I cannot tell any more stories today. I still bear the scars from these events. I still look at the person I was, and point to the changes that these moments caused in my soul. I know that, compared to a lot of people, these things are minor. But I was a very sensitive child. Perceptive. Smart. I took in a lot more, and personalized a lot more, than I think anyone ever realized. In college, a lot of the people I knew only saw my depression and burning desire for acceptance. They took advantage, and I let them. But I did see some of the taking for what it was. I had fewer illusions than most of them thought.
Now, I am just more obvious about my lack of illusions. I have not changed that much. I have just changed what information I choose to reveal.
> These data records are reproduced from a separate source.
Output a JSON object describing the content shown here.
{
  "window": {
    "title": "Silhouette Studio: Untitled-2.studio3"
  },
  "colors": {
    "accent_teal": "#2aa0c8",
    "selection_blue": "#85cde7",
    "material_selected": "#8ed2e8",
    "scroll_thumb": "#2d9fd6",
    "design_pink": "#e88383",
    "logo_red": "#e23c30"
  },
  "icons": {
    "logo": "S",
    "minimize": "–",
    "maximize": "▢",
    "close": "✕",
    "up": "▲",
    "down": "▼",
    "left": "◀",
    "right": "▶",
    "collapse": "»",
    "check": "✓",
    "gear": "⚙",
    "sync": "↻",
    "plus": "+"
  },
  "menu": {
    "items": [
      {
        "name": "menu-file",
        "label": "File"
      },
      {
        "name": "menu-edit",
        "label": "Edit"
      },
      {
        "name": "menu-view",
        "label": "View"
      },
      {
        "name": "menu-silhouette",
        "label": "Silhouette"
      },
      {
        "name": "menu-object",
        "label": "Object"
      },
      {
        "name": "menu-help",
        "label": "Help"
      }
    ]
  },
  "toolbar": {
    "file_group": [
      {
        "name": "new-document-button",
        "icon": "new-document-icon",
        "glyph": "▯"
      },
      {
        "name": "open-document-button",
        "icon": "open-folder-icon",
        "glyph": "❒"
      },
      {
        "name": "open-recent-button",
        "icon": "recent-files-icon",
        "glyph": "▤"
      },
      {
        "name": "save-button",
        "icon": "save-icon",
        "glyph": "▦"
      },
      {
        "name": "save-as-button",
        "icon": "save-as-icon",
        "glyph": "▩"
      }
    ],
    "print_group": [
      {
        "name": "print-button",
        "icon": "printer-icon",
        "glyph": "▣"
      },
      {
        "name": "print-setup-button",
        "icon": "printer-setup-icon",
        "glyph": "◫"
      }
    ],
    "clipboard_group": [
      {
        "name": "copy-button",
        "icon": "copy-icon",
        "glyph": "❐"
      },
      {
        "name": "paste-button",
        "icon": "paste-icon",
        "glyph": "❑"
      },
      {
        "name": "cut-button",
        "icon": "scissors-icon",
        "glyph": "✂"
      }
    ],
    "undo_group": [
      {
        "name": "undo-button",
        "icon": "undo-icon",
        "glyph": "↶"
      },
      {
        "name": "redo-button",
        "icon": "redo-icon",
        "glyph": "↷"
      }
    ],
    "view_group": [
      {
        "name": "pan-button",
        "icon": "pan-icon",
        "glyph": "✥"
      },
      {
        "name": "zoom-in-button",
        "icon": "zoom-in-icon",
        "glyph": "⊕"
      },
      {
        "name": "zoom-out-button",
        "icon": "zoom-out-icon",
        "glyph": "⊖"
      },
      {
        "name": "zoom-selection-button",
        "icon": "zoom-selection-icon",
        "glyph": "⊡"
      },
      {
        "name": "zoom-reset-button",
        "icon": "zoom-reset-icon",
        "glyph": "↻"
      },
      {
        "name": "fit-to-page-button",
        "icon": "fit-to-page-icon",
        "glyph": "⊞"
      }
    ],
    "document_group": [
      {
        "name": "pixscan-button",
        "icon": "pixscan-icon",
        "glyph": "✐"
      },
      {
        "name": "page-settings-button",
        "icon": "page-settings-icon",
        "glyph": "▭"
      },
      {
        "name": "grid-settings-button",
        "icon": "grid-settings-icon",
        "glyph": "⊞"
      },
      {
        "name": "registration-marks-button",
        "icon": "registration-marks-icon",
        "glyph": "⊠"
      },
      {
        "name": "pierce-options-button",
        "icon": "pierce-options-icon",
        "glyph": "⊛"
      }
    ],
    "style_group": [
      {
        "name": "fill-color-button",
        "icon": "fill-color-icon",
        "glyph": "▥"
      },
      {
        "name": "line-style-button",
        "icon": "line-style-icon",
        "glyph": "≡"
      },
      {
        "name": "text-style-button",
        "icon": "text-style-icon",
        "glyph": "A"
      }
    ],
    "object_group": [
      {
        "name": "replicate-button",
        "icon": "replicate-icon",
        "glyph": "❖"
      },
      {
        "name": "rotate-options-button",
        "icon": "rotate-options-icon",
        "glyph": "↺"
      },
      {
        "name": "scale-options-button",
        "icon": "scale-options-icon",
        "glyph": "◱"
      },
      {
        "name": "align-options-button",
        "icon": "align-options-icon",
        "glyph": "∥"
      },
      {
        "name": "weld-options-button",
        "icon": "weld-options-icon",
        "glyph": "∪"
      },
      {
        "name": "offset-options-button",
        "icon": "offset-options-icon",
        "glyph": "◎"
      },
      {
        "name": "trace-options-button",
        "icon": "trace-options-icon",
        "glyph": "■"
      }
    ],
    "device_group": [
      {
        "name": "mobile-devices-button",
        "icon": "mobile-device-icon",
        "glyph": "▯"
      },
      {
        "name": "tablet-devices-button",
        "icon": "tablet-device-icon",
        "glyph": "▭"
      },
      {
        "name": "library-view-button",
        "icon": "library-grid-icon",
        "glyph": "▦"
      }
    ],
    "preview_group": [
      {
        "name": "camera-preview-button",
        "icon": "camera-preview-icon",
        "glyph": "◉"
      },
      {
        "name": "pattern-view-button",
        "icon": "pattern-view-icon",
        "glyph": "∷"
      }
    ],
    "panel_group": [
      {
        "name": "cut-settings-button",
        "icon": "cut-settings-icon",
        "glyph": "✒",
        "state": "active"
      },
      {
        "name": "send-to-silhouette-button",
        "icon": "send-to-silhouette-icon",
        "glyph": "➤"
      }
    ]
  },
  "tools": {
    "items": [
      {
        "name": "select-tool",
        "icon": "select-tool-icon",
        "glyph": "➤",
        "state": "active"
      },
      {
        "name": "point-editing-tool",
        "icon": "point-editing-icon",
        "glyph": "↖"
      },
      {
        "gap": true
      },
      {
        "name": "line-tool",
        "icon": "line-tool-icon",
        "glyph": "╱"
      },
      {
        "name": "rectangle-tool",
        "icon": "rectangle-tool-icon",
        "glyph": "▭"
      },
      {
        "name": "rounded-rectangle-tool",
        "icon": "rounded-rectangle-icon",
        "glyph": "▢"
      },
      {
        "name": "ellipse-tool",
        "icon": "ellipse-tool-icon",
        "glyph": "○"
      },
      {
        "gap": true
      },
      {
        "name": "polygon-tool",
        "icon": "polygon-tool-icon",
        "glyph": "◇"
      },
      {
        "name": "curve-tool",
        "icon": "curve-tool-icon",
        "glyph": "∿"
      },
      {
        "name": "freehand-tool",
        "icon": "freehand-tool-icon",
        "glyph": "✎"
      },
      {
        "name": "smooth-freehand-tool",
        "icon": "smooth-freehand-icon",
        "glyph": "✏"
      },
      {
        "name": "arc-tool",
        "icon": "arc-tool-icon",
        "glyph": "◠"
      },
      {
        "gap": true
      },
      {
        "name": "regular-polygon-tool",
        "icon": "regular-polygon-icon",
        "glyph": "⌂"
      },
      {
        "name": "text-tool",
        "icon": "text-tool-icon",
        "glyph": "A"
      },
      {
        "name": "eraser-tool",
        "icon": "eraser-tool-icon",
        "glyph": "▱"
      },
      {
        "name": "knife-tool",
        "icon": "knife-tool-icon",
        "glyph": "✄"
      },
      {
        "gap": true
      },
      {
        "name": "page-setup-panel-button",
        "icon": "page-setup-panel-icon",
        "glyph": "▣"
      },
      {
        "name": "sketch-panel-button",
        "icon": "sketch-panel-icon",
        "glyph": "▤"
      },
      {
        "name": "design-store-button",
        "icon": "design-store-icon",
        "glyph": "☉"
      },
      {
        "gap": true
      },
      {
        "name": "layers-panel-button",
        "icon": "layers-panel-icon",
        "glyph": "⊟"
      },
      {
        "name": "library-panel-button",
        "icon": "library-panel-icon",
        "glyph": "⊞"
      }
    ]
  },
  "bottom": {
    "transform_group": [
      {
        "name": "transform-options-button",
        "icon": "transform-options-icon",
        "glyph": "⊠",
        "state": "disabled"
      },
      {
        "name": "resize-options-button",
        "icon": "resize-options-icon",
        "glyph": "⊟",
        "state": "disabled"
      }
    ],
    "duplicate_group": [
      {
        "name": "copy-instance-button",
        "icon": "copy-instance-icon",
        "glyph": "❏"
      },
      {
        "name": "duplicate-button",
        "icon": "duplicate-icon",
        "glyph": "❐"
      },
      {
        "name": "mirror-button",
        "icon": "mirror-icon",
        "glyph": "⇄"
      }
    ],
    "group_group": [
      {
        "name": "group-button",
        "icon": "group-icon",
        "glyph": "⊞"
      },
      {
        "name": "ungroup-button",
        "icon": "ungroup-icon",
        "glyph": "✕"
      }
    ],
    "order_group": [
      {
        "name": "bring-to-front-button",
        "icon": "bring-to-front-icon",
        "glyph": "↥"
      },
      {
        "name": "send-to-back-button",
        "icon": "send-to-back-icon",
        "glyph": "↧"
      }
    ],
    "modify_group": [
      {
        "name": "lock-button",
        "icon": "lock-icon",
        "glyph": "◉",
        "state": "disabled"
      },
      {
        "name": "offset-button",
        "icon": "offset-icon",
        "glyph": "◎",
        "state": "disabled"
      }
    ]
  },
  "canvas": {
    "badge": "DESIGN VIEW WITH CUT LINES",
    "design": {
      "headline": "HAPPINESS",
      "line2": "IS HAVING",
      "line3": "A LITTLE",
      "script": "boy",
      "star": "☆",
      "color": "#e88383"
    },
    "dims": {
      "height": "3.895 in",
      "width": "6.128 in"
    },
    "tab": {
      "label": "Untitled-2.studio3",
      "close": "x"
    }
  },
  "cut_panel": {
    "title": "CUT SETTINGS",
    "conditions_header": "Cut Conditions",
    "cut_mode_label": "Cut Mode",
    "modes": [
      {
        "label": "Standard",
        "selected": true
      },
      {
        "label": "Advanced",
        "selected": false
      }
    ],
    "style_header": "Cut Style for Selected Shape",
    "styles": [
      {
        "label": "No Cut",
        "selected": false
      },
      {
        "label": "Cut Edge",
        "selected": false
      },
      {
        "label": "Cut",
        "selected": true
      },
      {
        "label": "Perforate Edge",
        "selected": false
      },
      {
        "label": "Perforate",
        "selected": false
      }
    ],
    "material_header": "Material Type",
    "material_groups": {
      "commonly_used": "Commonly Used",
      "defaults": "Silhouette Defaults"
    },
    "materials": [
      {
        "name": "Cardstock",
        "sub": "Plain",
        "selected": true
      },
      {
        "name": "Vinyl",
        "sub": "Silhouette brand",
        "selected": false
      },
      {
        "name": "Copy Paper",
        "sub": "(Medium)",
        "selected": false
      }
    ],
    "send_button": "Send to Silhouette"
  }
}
I appreciate all of you who read and comment, and I'm glad if you took the time to read this far. I don't know if it's the prospect of another dysfunctional holiday or another year ending or just an internal switch that's told me I will not reach some of my goals if I don't get this crap out of my head somehow, but I needed to see these things in black and white, see objectively, realize that no matter how painful these things were, I can learn to work around the scars and discover softer, new places rather than just forcing people to touch the places are alien, that are hard, that are unyielding. People may lean against rocks and hard places, but they do not embrace them. I don't want to be a rock. I'd rather be a tree….growing, changing, bending in the wind. Keeping the strength, having the ability to strip down to the bones sometimes, but always knowing that what is soft and beautiful will grow back; always knowing that for every season of rest, there is a season of renewal.